_Task brief:_ Copy out the entries exactly, and wherever a picture appears, leave it out.

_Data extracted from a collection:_

-=-=-=-=-

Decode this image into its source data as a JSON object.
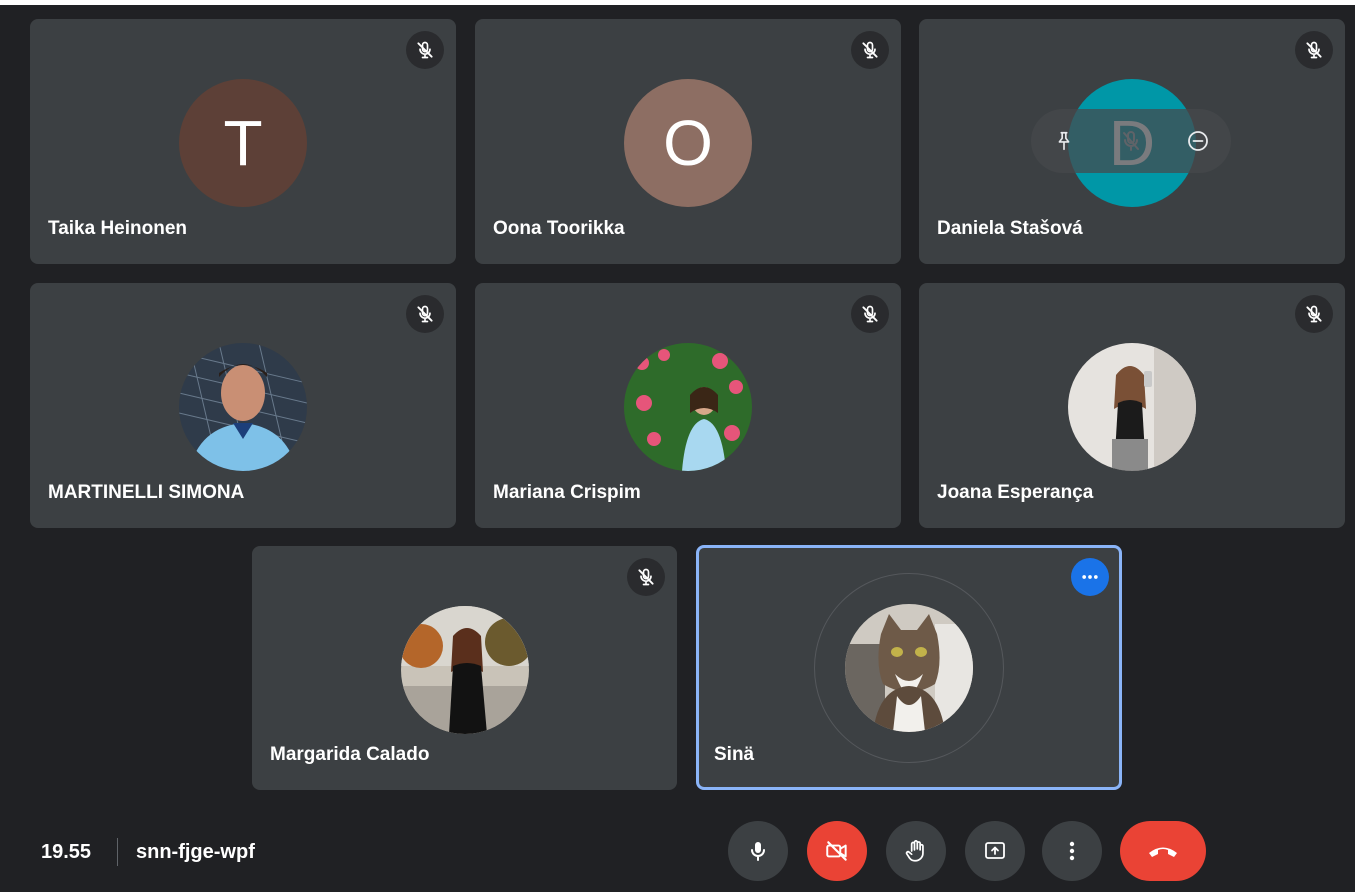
{
  "participants": [
    {
      "name": "Taika Heinonen",
      "initial": "T",
      "avatar_color": "#5d4037"
    },
    {
      "name": "Oona Toorikka",
      "initial": "O",
      "avatar_color": "#8d6e63"
    },
    {
      "name": "Daniela Stašová",
      "initial": "D",
      "avatar_color": "#0097a7"
    },
    {
      "name": "MARTINELLI SIMONA"
    },
    {
      "name": "Mariana Crispim"
    },
    {
      "name": "Joana Esperança"
    },
    {
      "name": "Margarida Calado"
    },
    {
      "name": "Sinä"
    }
  ],
  "meeting": {
    "time": "19.55",
    "code": "snn-fjge-wpf"
  },
  "icons": {
    "mute": "mic-off-icon",
    "pin": "pin-icon",
    "remove": "remove-icon",
    "more": "more-horizontal-icon",
    "mic": "mic-icon",
    "camera_off": "camera-off-icon",
    "raise_hand": "raise-hand-icon",
    "present": "present-screen-icon",
    "more_vert": "more-vertical-icon",
    "hangup": "hangup-icon"
  },
  "colors": {
    "self_border": "#8ab4f8",
    "accent": "#1a73e8",
    "danger": "#ea4335",
    "tile": "#3c4043",
    "bg": "#202124"
  }
}
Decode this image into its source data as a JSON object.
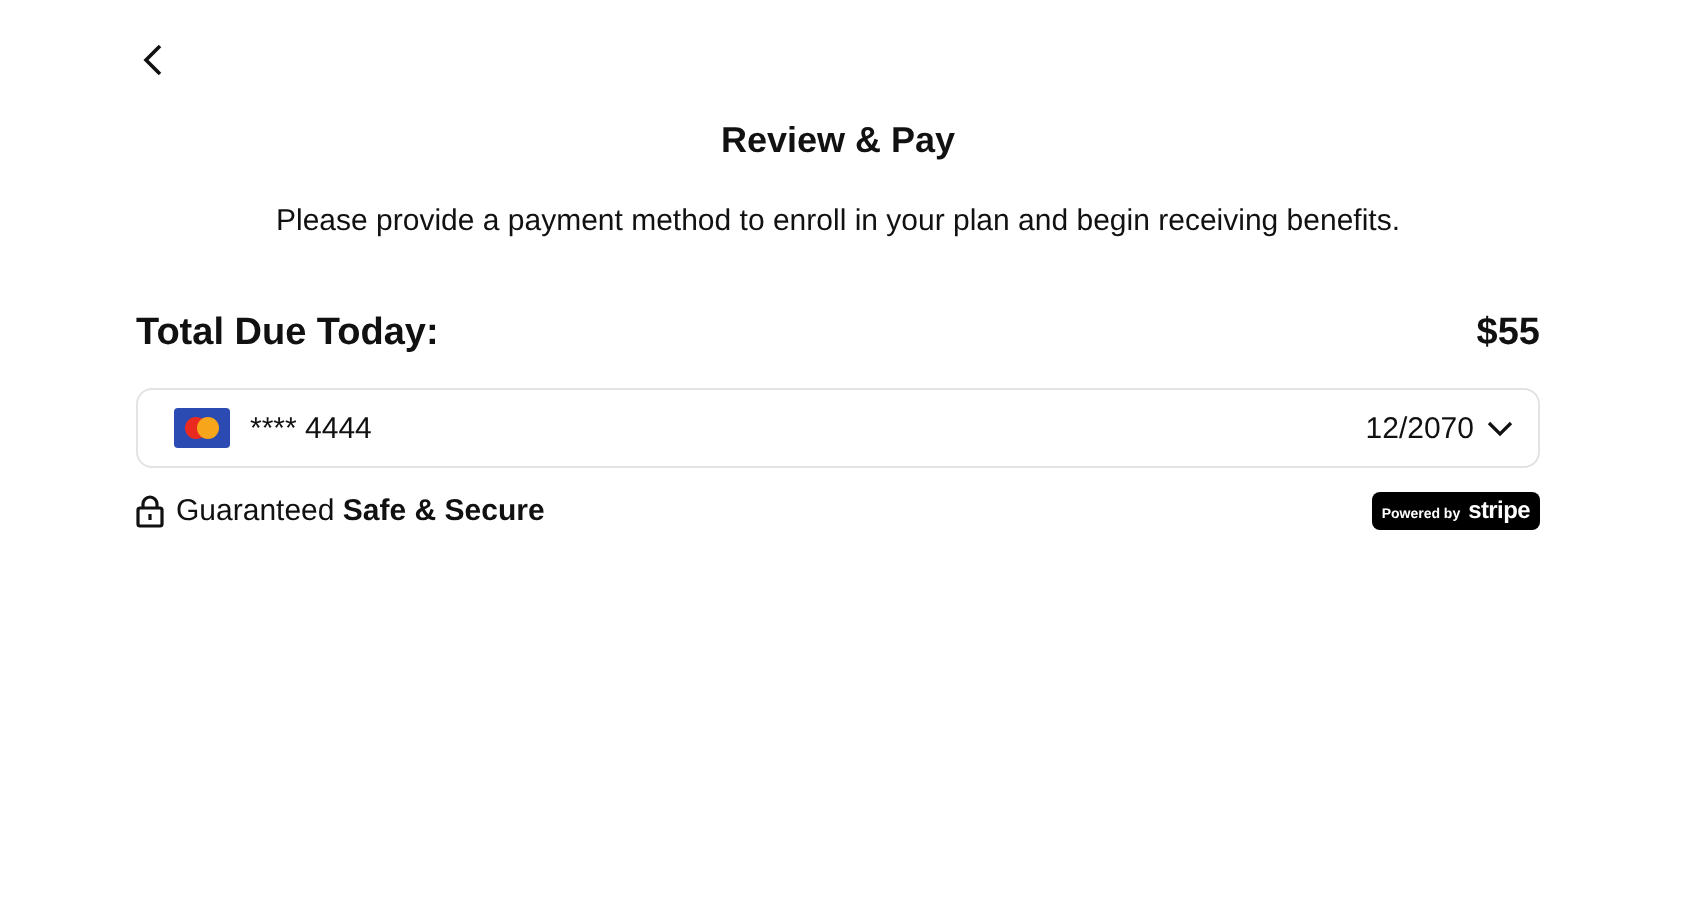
{
  "title": "Review & Pay",
  "description": "Please provide a payment method to enroll in your plan and begin receiving benefits.",
  "total": {
    "label": "Total Due Today:",
    "amount": "$55"
  },
  "card": {
    "number": "**** 4444",
    "expiry": "12/2070"
  },
  "security": "Guaranteed **Safe & Secure**",
  "badge": {
    "prefix": "Powered by",
    "brand": "stripe"
  }
}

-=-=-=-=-

_Answer box:_
Decode this image into its source data as a JSON object.
{
  "participants": [
    {
      "name": "Taika Heinonen",
      "initial": "T",
      "avatar_color": "#5d4037"
    },
    {
      "name": "Oona Toorikka",
      "initial": "O",
      "avatar_color": "#8d6e63"
    },
    {
      "name": "Daniela Stašová",
      "initial": "D",
      "avatar_color": "#0097a7"
    },
    {
      "name": "MARTINELLI SIMONA"
    },
    {
      "name": "Mariana Crispim"
    },
    {
      "name": "Joana Esperança"
    },
    {
      "name": "Margarida Calado"
    },
    {
      "name": "Sinä"
    }
  ],
  "meeting": {
    "time": "19.55",
    "code": "snn-fjge-wpf"
  },
  "icons": {
    "mute": "mic-off-icon",
    "pin": "pin-icon",
    "remove": "remove-icon",
    "more": "more-horizontal-icon",
    "mic": "mic-icon",
    "camera_off": "camera-off-icon",
    "raise_hand": "raise-hand-icon",
    "present": "present-screen-icon",
    "more_vert": "more-vertical-icon",
    "hangup": "hangup-icon"
  },
  "colors": {
    "self_border": "#8ab4f8",
    "accent": "#1a73e8",
    "danger": "#ea4335",
    "tile": "#3c4043",
    "bg": "#202124"
  }
}
Decode this image into its source data as a JSON object.
{
  "title": "Review & Pay",
  "description": "Please provide a payment method to enroll in your plan and begin receiving benefits.",
  "total": {
    "label": "Total Due Today:",
    "amount": "$55"
  },
  "card": {
    "number": "**** 4444",
    "expiry": "12/2070"
  },
  "security": "Guaranteed **Safe & Secure**",
  "badge": {
    "prefix": "Powered by",
    "brand": "stripe"
  }
}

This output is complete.